Backgrounder: Cosmic Ray Muon Tomography
How does it work?
Canada’s Ideon Technologies Inc. is a world pioneer in the application of cosmic-ray muon tomography and has developed a discovery platform that provides x-ray-like visibility up to 1 km beneath the Earth’s surface.
What is a muon?
A muon (pronounced myoo·aan and named for the Greek letter mu (μ), which is used to represent it) is a naturally occurring sub-atomic particle produced by cosmic rays striking the Earth’s atmosphere. These rays are not harmful to us or any other life on the surface of Earth. Muons pass through the surface of the Earth on average about once per minute for every square centimetre.
What is muon tomography?
Muons lose energy progressively as they pass through the Earth’s surface. As they encounter higher-density material, muons lose energy at an accelerated rate, which reduces their intensity.

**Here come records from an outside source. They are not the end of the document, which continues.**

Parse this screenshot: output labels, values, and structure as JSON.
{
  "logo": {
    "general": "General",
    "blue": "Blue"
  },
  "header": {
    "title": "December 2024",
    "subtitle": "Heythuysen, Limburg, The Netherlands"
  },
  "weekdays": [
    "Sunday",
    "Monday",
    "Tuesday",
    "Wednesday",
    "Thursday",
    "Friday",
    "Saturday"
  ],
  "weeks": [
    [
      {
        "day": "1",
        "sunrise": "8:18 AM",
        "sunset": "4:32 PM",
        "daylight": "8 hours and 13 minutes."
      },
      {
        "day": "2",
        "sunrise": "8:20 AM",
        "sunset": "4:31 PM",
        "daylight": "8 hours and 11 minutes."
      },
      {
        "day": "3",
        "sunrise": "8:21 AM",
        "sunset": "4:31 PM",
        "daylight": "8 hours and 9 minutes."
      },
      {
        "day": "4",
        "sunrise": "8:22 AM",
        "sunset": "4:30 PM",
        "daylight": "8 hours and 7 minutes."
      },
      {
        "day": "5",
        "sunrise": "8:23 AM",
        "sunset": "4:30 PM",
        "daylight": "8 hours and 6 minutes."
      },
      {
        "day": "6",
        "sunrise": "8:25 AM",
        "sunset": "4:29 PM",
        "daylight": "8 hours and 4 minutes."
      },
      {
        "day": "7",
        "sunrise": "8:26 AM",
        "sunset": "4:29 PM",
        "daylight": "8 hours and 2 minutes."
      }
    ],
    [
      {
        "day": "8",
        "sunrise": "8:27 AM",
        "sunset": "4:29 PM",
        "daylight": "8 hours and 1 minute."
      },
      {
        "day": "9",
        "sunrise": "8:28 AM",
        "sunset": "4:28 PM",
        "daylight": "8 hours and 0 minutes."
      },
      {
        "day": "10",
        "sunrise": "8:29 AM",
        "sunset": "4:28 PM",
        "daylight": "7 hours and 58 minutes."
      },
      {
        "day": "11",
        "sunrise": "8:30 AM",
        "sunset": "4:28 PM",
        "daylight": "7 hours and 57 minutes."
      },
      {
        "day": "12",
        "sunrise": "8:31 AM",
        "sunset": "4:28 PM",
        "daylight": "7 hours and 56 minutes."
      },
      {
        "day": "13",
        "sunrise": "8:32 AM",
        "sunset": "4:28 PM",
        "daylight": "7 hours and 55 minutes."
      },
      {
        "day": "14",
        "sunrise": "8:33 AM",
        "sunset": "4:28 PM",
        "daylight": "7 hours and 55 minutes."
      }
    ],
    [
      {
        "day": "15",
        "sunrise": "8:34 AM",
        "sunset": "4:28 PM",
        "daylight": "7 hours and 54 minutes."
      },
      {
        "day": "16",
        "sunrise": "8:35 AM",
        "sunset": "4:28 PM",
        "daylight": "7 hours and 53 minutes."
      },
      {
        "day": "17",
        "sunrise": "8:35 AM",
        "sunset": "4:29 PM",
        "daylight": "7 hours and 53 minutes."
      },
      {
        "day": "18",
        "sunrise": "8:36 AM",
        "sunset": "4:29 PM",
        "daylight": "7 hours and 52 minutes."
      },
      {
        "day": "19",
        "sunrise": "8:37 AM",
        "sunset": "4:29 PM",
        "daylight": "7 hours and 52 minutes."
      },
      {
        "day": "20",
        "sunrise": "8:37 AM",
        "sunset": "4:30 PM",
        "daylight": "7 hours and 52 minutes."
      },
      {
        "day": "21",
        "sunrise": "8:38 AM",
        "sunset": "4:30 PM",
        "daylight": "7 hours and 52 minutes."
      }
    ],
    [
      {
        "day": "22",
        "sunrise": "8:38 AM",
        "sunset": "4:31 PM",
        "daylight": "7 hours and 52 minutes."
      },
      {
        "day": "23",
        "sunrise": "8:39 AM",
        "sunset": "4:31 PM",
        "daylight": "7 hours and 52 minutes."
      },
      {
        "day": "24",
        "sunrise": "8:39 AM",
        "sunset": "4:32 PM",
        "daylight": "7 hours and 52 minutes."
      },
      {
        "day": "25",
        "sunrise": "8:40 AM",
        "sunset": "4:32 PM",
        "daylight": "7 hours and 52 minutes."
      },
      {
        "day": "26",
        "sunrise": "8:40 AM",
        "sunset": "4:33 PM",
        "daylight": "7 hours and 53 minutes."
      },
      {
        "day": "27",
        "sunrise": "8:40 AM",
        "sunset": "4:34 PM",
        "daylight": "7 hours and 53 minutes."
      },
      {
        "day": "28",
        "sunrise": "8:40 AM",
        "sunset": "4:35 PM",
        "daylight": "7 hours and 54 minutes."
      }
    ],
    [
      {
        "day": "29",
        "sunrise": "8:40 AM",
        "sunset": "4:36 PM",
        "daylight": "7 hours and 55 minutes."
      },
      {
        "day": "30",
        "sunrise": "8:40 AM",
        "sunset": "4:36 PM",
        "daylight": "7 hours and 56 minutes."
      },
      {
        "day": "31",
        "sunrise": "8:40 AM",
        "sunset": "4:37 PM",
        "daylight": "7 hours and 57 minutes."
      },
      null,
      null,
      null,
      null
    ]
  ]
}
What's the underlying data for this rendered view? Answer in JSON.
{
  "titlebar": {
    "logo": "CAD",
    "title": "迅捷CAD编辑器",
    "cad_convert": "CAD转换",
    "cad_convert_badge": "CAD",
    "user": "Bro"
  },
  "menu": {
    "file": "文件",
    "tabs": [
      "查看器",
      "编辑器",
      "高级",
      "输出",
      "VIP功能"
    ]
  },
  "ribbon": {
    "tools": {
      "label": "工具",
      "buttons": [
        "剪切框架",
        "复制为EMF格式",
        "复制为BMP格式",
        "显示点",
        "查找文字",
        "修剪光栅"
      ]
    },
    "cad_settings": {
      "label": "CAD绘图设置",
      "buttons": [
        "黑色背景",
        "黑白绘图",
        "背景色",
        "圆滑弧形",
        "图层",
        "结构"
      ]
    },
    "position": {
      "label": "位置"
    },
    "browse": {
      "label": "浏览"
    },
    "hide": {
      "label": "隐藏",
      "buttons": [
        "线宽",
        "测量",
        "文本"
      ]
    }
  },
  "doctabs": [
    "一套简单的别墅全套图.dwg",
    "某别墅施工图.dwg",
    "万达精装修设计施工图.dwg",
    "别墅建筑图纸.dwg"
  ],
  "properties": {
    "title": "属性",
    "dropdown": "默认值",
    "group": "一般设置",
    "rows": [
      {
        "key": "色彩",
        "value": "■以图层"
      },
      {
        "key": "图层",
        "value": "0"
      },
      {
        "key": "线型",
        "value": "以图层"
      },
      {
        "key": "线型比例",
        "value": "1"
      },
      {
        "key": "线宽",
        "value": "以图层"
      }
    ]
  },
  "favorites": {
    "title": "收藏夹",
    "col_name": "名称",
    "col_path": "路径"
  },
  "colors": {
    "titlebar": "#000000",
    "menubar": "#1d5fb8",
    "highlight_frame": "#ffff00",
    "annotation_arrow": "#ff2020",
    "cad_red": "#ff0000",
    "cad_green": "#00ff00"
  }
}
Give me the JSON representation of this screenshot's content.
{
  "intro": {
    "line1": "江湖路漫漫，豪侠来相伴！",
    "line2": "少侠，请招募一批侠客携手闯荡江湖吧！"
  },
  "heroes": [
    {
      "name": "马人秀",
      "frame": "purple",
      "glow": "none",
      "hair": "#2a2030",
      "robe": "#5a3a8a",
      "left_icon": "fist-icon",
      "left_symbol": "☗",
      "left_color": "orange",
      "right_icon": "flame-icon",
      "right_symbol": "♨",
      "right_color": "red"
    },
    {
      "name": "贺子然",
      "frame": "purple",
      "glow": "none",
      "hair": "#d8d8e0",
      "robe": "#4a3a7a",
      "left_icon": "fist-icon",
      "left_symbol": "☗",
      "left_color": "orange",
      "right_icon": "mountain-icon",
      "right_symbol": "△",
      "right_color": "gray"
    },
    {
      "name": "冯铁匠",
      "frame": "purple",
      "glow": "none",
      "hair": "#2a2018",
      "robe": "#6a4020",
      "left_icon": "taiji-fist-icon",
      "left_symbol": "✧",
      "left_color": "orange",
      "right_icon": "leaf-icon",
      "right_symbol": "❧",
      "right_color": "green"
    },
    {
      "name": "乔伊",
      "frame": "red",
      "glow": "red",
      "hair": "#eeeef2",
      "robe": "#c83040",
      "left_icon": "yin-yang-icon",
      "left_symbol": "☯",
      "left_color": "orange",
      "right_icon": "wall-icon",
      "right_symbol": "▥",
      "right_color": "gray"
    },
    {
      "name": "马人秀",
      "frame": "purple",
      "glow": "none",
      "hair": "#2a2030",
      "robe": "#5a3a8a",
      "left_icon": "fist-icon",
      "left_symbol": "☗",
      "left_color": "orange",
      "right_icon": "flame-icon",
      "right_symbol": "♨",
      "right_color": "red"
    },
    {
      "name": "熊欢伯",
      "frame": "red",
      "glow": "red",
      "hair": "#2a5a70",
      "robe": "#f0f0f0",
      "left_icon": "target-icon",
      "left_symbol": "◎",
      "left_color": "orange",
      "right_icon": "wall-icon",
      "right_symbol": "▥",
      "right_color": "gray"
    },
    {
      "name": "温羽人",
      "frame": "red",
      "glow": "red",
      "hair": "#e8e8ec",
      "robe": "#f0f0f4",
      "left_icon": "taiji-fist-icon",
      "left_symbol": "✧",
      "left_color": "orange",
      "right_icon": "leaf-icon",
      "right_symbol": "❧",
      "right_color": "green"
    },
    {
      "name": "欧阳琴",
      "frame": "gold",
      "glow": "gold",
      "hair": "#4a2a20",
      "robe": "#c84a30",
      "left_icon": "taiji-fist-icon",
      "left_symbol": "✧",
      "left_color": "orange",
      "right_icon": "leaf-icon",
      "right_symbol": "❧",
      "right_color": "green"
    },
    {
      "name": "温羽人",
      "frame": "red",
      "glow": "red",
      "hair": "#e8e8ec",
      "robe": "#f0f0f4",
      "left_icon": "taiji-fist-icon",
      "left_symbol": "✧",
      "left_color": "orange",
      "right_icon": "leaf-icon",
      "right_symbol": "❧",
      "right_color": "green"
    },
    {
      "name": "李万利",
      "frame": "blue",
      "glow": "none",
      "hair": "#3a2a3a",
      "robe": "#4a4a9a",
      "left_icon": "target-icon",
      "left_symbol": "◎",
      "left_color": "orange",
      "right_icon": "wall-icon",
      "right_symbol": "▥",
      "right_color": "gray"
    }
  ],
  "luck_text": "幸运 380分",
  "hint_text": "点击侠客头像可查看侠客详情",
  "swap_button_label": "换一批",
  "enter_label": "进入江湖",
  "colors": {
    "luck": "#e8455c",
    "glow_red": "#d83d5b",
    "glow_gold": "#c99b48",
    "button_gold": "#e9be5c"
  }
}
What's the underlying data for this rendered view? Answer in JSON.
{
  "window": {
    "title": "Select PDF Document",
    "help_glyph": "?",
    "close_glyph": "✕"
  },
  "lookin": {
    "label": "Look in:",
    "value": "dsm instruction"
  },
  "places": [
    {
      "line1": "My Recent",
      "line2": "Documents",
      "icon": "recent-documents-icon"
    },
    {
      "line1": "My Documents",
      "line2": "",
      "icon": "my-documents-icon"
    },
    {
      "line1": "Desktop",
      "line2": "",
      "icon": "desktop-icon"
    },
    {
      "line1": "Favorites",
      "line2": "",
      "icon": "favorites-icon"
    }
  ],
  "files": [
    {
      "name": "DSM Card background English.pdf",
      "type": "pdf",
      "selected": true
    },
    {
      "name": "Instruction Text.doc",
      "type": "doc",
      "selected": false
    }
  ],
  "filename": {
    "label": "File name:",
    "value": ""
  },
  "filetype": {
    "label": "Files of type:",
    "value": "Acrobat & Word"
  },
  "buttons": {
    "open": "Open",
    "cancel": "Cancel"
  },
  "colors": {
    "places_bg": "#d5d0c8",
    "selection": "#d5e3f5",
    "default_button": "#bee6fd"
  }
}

The intensity, and hence the density of the materials encountered, can be measured.
Muon tomography maps the intensity of cosmic-ray muons underground, measuring the physical properties in a targeted search area, much like medical tomography images the interior of the body using x-rays. The resulting images are combined to produce a 3D model of any anomalies present. “Geotomography’ is tomography specific to the Earth.
What is the Ideon Technologies muon tomography discovery platform?
Ideon’s proprietary detectors, imaging systems, inversion technologies, and artificial intelligence techniques generate 3-dimensional density signature maps that reliably identify underground anomalies, clearly distinguishing them from their surroundings. When working with clients, Ideon delivers a full survey design, analysis and a 3D density model of the surveyed area, which is then integrated into industry-standard software packages.
How does it work?
1. Muons travel in straight lines from cosmic rays colliding with matter in the Earth’s upper atmosphere.
2. Muons are slowed down as they enter the Earth’s surface, as they encounter material of different densities.
3. Subsurface detectors in the survey area measure muon intensity, creating a 60° field of view.
4. The data captured by the detectors is transmitted to the surface, then via satellite to the Ideon cloud.
5. The data is transformed into x-ray-like images of density anomalies in the survey area.
6. Inversion technologies create subsurface 3D density delivered into client software tools.
Read about how the Ideon platform has been deployed in the field and what it has discovered.